* Task objective
In the data below, how many lines contain the string "Minnie"? Give only the figure.

---- Records for this task

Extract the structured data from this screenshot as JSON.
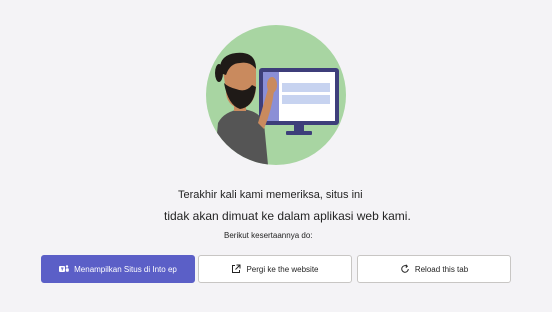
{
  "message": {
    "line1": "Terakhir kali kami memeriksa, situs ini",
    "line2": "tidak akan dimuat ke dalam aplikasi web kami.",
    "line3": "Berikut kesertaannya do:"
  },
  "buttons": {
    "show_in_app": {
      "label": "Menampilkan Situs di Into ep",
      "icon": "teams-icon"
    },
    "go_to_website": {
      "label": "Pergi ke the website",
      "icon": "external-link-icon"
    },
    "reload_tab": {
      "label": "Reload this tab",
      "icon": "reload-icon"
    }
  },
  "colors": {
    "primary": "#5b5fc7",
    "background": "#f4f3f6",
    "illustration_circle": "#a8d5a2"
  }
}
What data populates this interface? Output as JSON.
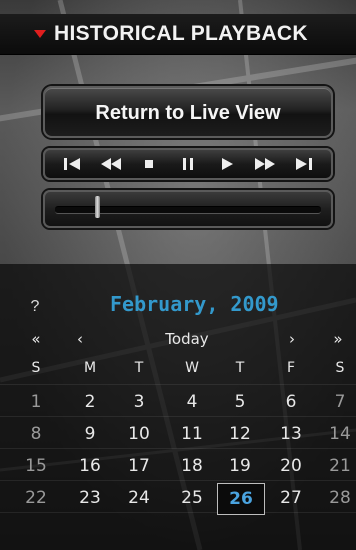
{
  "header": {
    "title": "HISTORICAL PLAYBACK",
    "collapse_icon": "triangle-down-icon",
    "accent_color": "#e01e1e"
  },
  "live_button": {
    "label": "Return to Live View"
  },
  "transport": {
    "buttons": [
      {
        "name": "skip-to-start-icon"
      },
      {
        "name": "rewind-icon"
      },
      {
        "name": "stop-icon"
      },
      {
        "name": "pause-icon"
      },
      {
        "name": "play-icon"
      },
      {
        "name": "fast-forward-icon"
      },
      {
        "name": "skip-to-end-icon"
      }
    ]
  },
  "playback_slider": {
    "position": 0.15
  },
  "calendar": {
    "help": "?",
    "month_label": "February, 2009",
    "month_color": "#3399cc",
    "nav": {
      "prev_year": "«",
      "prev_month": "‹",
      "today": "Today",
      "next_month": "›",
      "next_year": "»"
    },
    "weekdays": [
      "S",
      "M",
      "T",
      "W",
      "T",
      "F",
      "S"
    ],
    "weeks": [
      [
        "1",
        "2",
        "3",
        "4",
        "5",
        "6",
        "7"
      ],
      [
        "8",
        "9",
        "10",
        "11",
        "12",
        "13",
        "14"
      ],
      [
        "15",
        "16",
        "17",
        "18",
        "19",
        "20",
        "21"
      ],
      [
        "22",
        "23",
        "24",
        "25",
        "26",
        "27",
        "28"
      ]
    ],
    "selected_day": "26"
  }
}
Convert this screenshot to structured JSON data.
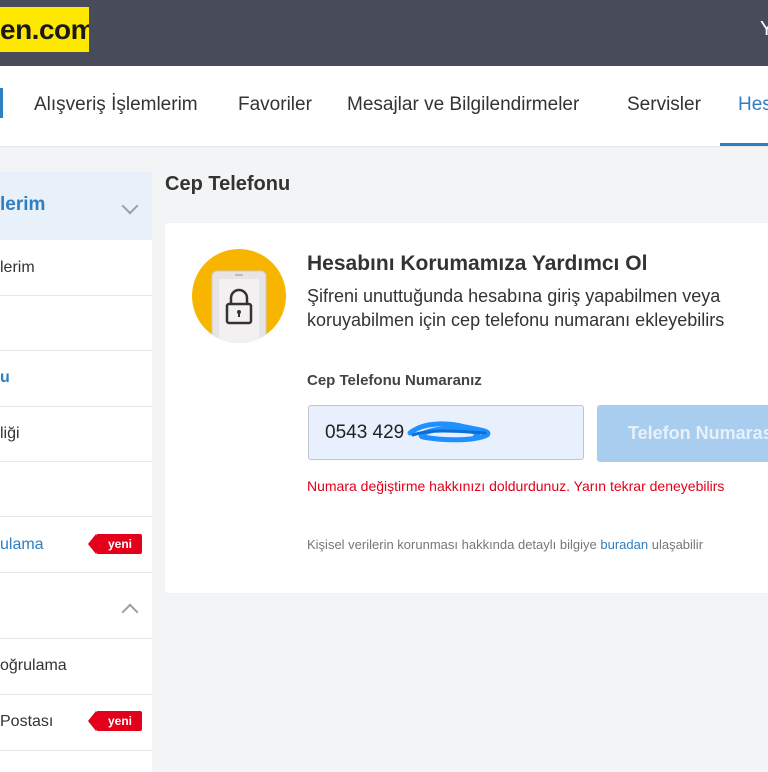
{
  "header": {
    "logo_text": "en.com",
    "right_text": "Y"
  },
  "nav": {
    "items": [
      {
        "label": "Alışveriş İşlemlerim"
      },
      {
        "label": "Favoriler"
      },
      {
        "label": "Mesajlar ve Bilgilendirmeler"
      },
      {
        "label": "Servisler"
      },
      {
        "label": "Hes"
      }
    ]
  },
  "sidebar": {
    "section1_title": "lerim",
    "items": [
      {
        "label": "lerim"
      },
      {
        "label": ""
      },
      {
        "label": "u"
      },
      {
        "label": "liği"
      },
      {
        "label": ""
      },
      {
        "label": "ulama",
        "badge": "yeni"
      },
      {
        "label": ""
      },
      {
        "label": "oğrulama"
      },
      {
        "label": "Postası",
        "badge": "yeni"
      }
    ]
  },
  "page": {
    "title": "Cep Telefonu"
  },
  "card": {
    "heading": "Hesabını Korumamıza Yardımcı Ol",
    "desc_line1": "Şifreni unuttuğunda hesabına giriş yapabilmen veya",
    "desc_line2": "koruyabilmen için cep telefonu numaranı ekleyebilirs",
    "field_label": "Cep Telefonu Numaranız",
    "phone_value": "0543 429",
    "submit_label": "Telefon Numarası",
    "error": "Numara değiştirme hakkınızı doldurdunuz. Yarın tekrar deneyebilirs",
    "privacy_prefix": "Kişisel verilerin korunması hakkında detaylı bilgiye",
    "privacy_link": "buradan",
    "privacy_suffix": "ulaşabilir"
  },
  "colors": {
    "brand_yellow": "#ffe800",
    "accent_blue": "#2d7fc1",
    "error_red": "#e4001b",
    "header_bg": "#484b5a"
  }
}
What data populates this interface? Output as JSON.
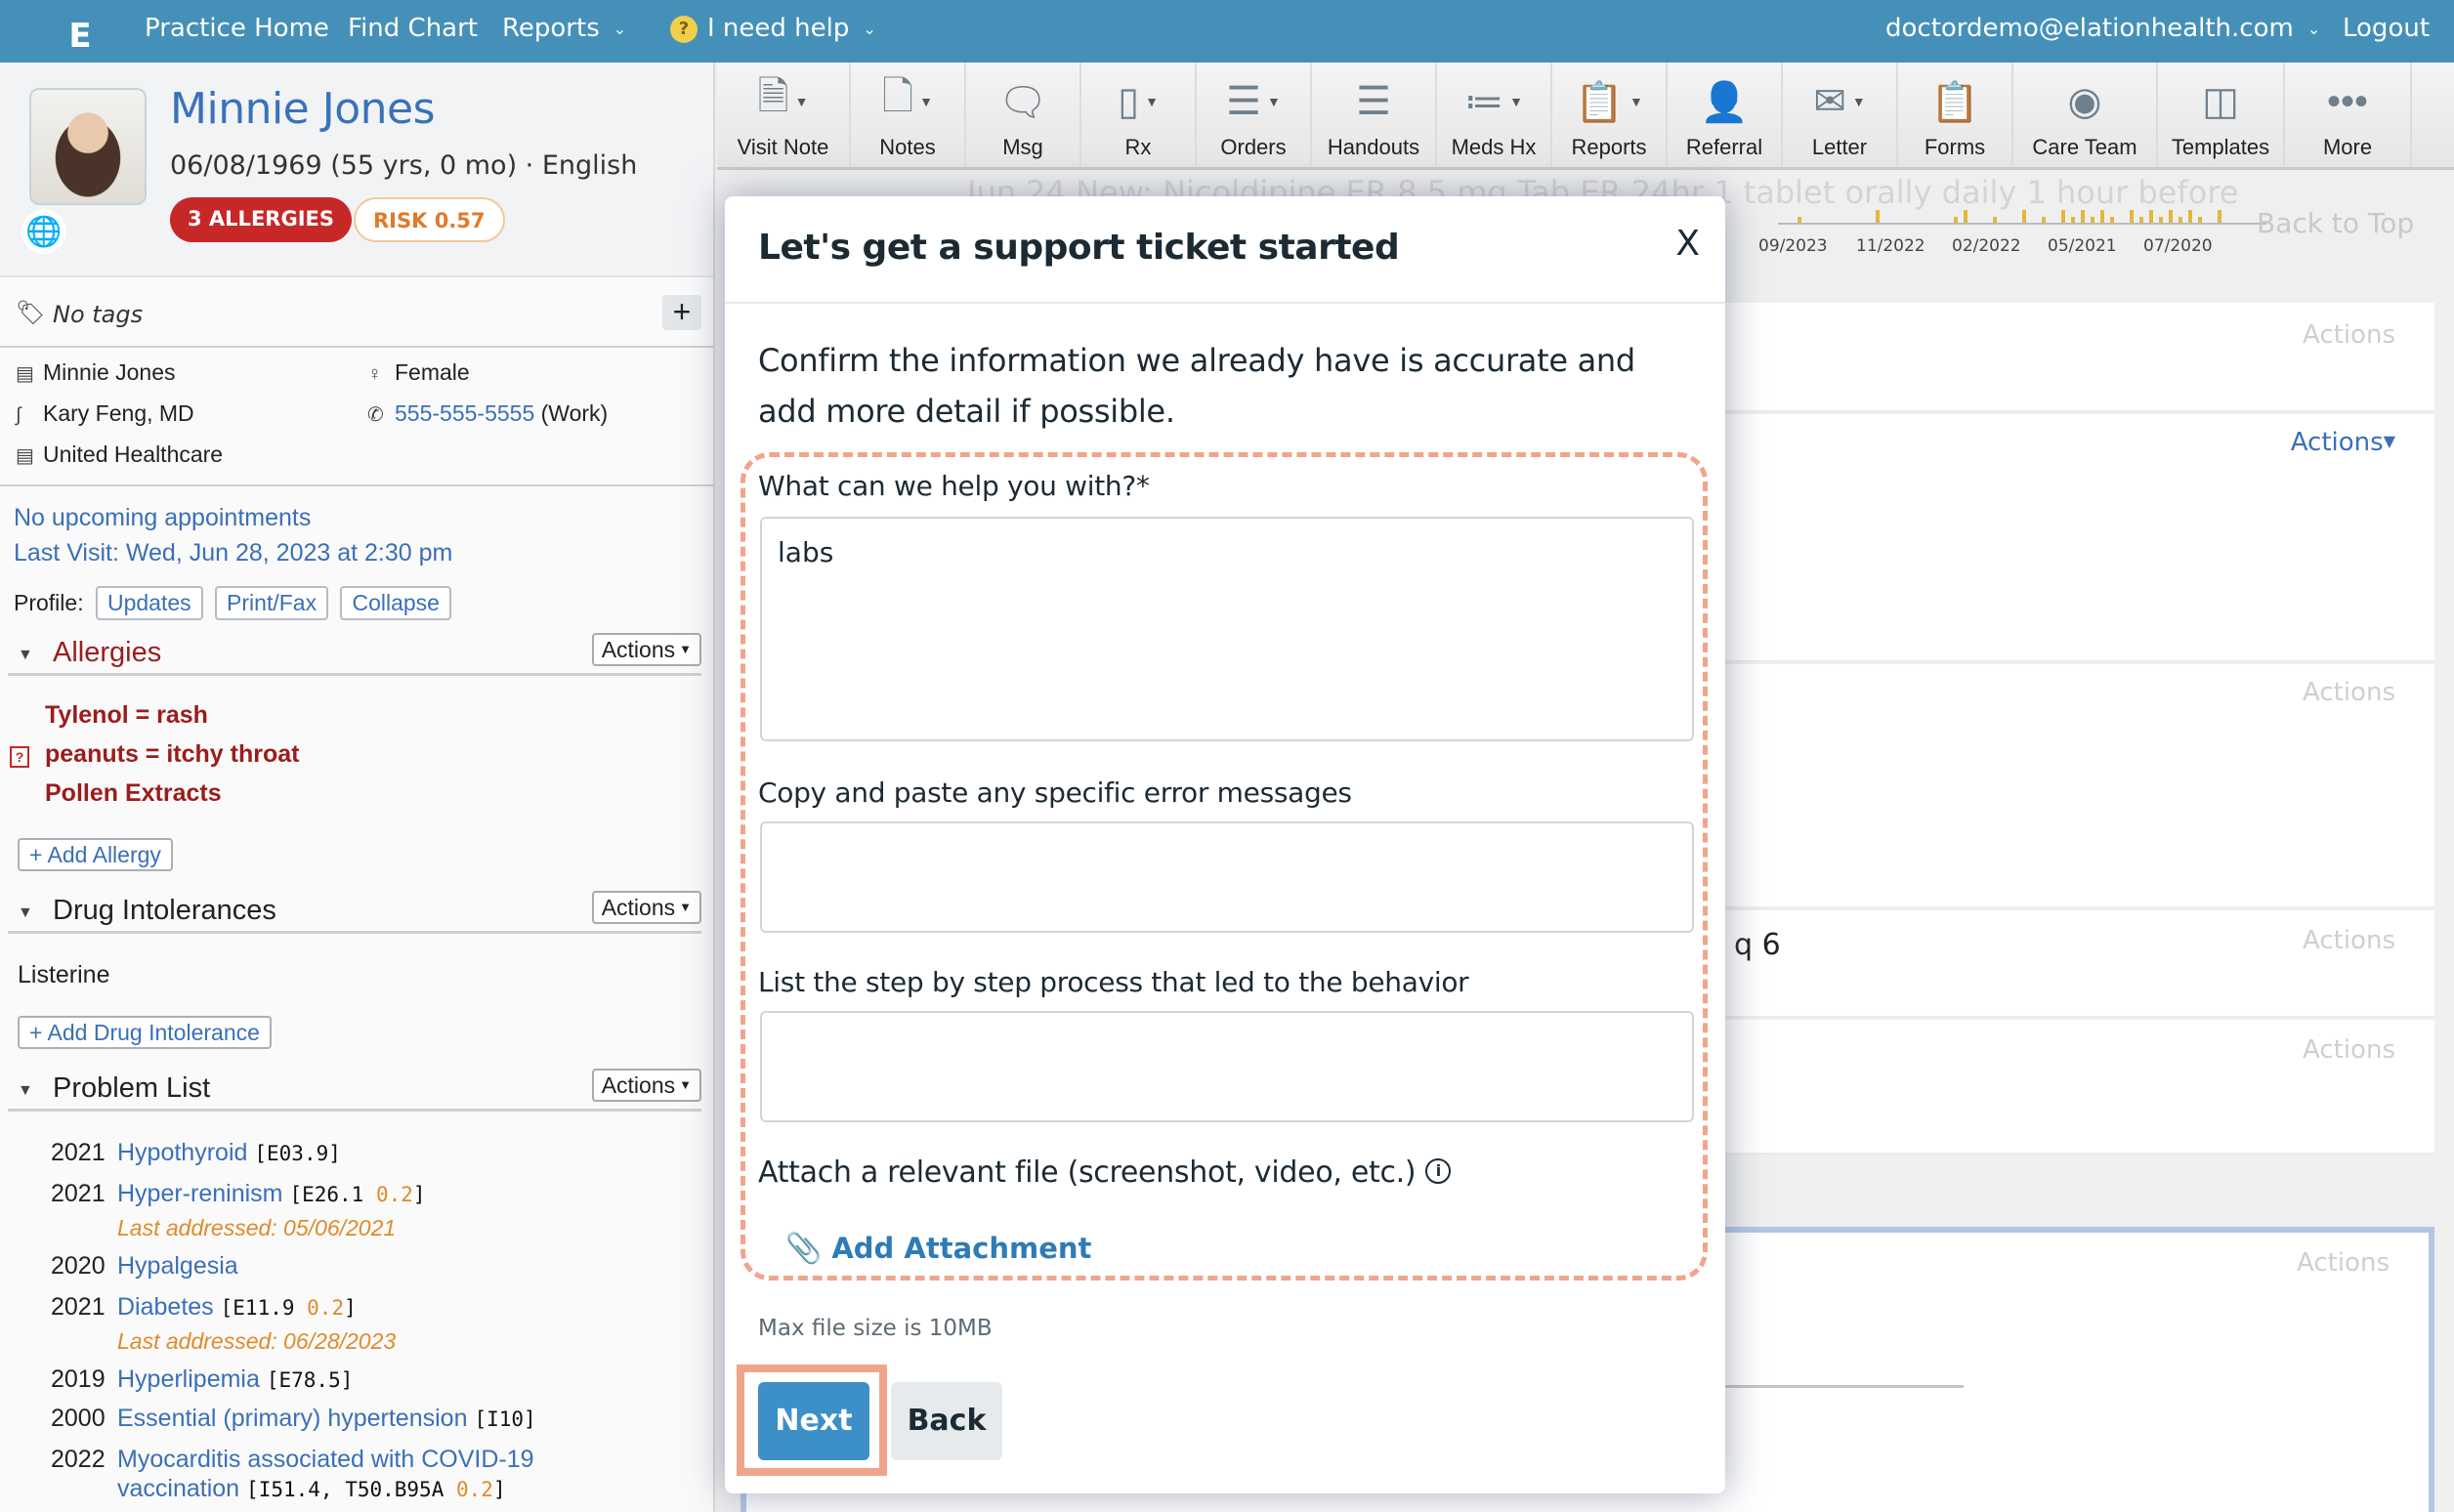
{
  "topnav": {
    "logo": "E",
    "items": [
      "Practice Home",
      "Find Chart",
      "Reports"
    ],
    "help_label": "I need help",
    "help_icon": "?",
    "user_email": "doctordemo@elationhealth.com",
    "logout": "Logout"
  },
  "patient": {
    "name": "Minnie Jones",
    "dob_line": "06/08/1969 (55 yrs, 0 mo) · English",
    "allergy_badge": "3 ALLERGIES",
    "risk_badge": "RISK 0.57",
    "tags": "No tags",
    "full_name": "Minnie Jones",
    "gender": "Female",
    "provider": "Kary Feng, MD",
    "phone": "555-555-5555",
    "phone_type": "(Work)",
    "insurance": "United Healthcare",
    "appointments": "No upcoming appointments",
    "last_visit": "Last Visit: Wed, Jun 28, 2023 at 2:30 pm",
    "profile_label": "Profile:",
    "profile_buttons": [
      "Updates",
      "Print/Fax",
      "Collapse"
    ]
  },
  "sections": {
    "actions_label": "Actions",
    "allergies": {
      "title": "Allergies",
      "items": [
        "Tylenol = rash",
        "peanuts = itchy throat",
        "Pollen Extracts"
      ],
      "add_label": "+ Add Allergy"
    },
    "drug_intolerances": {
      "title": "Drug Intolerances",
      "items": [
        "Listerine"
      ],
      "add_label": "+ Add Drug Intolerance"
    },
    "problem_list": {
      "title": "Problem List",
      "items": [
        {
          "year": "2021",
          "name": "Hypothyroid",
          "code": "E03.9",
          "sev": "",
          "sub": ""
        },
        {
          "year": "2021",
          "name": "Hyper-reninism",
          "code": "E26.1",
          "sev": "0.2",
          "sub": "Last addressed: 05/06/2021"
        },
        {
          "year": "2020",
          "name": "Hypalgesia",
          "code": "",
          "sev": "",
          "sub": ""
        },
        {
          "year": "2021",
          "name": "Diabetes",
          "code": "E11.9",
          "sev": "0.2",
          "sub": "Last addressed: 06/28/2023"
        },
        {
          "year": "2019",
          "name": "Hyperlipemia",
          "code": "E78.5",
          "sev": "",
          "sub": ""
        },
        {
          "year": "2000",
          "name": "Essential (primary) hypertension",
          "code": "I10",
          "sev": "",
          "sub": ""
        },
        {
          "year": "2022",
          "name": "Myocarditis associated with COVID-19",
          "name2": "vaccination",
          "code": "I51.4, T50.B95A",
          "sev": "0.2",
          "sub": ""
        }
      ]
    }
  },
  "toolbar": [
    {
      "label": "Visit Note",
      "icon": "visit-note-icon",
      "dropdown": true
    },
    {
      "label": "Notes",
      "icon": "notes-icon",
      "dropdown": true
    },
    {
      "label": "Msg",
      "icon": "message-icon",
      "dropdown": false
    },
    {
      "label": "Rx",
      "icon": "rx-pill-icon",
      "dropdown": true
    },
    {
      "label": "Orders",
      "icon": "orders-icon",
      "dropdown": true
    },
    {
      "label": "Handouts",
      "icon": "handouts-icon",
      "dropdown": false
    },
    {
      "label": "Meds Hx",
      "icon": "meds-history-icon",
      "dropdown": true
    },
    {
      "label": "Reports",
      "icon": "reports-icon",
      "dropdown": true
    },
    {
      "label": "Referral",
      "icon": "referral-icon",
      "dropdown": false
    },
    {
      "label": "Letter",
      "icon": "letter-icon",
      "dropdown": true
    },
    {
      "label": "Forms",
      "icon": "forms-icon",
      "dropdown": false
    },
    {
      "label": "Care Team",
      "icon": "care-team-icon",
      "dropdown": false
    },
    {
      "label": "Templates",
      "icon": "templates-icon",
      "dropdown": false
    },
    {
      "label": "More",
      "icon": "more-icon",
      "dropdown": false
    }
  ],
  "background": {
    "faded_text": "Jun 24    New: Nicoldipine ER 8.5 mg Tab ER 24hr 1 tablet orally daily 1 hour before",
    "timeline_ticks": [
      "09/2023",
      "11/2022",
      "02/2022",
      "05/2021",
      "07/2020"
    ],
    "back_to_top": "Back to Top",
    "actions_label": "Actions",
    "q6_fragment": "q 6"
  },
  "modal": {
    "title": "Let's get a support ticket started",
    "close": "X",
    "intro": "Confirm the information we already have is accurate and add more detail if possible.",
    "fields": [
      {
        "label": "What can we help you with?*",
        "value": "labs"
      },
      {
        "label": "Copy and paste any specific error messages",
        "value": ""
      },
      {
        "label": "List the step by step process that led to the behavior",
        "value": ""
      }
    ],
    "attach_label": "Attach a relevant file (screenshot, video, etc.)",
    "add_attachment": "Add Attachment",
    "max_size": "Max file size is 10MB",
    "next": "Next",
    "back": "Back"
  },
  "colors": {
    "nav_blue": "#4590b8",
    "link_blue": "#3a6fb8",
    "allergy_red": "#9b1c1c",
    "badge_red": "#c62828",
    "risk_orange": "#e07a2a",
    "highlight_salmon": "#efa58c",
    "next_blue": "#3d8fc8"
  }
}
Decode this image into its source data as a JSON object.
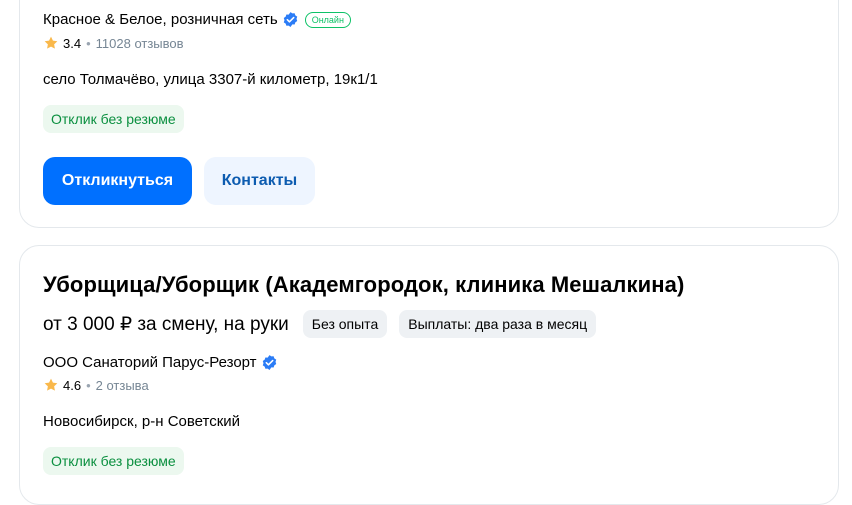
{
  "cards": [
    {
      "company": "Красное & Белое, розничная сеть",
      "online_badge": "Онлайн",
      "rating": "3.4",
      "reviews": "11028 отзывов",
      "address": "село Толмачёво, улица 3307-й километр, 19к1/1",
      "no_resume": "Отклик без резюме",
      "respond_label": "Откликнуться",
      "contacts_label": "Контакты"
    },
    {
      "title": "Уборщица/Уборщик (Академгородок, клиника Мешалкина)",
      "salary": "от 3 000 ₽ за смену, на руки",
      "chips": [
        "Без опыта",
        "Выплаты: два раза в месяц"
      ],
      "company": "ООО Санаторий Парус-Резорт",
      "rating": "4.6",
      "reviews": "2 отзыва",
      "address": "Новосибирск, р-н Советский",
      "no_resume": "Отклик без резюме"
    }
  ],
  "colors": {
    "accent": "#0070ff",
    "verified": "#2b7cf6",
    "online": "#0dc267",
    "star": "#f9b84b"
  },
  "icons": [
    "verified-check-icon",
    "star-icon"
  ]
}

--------

* Response below
2